* Exercise description
Go through the entries below and copy every line that holds the word "дней".

* Entries provided
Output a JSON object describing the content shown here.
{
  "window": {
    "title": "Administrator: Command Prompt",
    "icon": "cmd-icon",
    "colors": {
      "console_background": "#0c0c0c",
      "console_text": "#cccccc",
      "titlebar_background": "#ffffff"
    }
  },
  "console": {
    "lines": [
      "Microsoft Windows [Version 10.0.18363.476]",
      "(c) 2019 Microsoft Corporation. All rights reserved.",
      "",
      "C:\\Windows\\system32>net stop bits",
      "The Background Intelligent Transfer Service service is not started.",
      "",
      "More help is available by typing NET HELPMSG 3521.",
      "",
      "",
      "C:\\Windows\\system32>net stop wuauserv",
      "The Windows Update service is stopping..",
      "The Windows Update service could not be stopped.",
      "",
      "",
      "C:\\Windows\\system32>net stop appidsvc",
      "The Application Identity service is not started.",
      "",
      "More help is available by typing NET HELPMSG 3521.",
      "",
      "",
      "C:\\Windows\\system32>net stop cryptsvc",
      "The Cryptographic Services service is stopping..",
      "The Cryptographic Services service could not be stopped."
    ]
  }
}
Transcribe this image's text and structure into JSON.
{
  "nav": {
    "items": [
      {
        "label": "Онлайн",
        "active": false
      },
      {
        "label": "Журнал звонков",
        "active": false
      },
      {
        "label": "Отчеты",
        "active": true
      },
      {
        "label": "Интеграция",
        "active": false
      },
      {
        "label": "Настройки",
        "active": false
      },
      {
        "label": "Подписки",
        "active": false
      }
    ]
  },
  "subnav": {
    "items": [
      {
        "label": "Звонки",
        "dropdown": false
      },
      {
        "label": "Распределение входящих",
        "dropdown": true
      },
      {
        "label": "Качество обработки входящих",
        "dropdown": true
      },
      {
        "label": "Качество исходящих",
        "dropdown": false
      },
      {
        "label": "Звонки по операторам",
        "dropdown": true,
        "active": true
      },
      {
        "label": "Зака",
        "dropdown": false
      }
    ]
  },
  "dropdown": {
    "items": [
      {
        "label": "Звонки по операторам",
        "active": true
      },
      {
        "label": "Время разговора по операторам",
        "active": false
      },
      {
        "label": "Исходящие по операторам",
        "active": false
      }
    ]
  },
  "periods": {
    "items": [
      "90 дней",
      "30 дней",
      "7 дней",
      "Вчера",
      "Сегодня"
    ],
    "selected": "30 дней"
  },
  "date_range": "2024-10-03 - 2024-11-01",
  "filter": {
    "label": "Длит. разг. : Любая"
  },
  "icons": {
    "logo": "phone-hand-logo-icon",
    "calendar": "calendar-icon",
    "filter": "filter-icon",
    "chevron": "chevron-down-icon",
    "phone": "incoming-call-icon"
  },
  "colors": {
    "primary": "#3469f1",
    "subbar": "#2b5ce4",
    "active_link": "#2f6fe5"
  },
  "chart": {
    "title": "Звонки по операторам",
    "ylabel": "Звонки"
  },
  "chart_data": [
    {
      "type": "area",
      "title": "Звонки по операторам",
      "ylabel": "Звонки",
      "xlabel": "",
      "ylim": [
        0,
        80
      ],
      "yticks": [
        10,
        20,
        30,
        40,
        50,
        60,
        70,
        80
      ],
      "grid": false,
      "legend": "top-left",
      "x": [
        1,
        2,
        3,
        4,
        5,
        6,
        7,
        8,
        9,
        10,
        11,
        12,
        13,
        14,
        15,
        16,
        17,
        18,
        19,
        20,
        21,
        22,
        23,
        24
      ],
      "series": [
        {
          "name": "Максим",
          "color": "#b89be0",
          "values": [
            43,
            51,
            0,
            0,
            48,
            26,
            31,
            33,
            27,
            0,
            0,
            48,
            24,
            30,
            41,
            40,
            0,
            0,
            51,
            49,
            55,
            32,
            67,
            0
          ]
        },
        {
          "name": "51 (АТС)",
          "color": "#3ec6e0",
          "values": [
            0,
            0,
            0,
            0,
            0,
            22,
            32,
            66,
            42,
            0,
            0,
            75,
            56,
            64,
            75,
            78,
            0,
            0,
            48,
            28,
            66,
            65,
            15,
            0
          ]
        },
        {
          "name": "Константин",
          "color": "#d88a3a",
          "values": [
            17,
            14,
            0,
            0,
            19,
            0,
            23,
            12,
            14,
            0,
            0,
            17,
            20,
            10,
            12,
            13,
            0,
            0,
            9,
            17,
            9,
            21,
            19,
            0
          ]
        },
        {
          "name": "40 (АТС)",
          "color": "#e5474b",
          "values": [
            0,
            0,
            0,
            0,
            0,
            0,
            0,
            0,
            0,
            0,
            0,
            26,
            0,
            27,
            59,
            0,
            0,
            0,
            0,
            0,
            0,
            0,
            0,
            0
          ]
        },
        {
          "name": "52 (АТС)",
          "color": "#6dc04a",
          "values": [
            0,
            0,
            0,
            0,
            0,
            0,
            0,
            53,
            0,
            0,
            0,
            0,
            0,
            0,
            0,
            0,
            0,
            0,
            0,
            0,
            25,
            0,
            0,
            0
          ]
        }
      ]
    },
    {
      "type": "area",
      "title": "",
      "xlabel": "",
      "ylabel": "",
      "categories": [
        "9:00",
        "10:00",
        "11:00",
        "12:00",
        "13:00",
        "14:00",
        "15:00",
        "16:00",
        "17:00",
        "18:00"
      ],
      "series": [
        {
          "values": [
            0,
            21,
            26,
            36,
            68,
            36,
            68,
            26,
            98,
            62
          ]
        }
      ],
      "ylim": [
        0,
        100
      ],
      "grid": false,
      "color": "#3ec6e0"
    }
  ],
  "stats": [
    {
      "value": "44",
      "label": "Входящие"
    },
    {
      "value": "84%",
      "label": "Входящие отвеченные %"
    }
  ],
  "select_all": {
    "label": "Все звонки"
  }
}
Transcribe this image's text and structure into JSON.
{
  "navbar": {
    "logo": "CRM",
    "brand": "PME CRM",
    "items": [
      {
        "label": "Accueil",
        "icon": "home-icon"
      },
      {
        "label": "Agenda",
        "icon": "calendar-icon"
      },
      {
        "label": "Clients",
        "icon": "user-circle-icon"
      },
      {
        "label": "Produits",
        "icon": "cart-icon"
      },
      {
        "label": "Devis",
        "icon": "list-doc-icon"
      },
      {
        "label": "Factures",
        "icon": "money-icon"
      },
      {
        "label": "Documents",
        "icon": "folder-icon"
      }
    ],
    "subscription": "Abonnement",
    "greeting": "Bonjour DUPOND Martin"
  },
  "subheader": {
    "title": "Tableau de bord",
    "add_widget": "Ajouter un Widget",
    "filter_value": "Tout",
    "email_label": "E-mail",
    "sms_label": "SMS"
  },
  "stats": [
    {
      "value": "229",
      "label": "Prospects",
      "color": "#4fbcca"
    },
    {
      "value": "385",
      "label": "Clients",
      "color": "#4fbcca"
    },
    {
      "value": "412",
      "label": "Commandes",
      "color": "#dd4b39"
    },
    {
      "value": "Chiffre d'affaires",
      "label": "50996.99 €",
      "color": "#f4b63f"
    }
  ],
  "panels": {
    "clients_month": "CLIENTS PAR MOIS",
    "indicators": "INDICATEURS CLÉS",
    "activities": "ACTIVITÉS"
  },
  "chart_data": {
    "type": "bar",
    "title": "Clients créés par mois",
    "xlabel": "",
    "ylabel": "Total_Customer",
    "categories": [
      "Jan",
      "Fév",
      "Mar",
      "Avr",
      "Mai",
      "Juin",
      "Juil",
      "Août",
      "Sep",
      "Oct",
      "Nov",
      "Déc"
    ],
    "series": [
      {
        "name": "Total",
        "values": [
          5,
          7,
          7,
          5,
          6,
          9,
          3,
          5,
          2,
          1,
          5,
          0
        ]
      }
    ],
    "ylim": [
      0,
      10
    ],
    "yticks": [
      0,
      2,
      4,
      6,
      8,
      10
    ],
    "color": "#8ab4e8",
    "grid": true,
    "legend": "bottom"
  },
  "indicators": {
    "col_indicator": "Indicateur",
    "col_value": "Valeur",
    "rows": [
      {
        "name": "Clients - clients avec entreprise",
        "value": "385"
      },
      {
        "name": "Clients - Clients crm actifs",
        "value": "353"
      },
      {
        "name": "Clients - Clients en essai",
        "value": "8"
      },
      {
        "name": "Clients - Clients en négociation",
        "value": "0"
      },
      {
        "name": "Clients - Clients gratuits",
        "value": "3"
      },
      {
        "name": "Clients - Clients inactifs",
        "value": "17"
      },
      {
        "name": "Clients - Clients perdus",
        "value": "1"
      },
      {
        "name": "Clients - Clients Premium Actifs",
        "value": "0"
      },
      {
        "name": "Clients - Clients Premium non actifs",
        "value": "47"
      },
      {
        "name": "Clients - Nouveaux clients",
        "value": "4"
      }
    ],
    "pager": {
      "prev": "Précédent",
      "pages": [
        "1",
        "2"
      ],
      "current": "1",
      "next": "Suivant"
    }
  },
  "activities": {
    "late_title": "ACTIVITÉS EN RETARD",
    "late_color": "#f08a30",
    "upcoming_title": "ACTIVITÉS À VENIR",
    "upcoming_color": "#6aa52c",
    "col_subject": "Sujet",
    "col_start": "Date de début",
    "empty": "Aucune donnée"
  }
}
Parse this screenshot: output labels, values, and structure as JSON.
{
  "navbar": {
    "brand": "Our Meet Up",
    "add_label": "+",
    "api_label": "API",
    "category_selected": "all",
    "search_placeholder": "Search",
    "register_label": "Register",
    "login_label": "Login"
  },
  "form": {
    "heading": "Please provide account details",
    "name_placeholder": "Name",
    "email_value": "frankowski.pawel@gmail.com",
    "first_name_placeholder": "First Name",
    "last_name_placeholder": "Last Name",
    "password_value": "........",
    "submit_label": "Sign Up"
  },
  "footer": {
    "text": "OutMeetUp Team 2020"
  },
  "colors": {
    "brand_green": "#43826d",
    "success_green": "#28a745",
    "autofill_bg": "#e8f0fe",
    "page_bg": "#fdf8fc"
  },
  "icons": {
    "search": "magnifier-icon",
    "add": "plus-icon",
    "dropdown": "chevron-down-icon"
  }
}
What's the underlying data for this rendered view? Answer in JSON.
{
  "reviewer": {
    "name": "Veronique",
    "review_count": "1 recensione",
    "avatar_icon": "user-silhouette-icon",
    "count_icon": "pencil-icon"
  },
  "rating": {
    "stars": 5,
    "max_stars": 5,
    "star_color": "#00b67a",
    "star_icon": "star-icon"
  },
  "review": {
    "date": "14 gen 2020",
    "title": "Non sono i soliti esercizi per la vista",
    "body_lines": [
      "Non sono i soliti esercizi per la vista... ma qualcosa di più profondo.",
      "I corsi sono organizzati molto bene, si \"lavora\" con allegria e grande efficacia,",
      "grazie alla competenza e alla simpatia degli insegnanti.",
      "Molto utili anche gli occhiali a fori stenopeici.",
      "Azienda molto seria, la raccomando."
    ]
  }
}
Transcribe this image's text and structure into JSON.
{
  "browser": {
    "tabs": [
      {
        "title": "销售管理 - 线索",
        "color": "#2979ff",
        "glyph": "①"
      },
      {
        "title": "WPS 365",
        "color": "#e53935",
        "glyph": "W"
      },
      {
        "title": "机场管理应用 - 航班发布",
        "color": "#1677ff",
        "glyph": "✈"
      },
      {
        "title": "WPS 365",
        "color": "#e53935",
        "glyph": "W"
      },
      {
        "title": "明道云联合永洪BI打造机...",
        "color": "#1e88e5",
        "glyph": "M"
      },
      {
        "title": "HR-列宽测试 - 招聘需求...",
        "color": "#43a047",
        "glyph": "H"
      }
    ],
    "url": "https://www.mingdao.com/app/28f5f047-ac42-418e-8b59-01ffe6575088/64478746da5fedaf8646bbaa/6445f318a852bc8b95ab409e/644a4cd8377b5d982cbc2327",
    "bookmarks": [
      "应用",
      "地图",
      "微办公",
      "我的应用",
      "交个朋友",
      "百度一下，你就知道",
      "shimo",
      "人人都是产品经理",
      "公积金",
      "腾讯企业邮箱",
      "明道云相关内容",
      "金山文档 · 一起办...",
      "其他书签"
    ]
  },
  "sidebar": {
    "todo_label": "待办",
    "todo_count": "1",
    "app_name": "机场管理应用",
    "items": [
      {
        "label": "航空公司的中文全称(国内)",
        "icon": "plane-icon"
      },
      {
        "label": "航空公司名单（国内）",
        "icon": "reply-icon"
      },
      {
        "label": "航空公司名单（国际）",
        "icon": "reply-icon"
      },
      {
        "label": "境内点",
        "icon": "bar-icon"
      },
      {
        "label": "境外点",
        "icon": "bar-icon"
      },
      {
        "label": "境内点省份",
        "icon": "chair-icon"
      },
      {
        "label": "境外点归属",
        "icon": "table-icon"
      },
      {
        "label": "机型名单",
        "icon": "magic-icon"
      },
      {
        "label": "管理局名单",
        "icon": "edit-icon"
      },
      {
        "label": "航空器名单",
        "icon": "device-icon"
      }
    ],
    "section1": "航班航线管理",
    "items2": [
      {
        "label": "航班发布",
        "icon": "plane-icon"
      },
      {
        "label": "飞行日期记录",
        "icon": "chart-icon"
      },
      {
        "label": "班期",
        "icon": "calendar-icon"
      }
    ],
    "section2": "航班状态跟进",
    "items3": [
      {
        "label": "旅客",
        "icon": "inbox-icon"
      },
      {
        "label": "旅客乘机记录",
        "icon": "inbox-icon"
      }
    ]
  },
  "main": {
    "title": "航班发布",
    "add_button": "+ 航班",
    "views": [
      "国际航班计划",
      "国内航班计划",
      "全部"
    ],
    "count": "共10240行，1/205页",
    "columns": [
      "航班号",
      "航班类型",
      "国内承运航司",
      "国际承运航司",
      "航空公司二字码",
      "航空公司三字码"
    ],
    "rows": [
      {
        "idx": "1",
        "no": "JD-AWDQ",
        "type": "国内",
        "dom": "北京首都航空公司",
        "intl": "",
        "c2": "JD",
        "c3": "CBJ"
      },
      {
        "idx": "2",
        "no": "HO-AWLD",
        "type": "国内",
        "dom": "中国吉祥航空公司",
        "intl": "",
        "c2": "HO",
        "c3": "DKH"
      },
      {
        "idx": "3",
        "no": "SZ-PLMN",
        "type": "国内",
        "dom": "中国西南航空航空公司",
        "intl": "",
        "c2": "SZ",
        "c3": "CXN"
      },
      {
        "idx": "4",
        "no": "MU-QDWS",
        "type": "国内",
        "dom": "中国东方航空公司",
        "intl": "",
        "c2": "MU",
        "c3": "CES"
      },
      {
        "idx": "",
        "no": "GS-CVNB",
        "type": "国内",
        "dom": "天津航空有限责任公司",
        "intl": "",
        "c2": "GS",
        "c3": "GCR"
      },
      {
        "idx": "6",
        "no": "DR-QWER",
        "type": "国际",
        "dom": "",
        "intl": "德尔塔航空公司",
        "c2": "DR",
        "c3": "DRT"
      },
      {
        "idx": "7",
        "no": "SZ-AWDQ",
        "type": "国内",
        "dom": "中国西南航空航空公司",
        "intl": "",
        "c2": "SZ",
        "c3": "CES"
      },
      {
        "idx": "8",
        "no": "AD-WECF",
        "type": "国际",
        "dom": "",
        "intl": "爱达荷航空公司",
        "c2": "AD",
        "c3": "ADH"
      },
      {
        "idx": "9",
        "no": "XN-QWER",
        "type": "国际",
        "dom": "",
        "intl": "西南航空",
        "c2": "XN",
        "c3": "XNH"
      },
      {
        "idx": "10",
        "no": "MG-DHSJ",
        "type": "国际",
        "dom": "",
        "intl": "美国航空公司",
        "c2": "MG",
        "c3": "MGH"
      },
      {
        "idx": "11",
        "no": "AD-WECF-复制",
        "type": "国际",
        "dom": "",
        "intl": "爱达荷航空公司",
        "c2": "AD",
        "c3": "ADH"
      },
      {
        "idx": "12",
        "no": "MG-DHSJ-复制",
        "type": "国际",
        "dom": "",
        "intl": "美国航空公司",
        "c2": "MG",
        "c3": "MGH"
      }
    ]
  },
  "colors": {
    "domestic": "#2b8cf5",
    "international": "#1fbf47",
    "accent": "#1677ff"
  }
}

* Response area
      "90 дней",
      "30 дней",
      "7 дней",
    "selected": "30 дней"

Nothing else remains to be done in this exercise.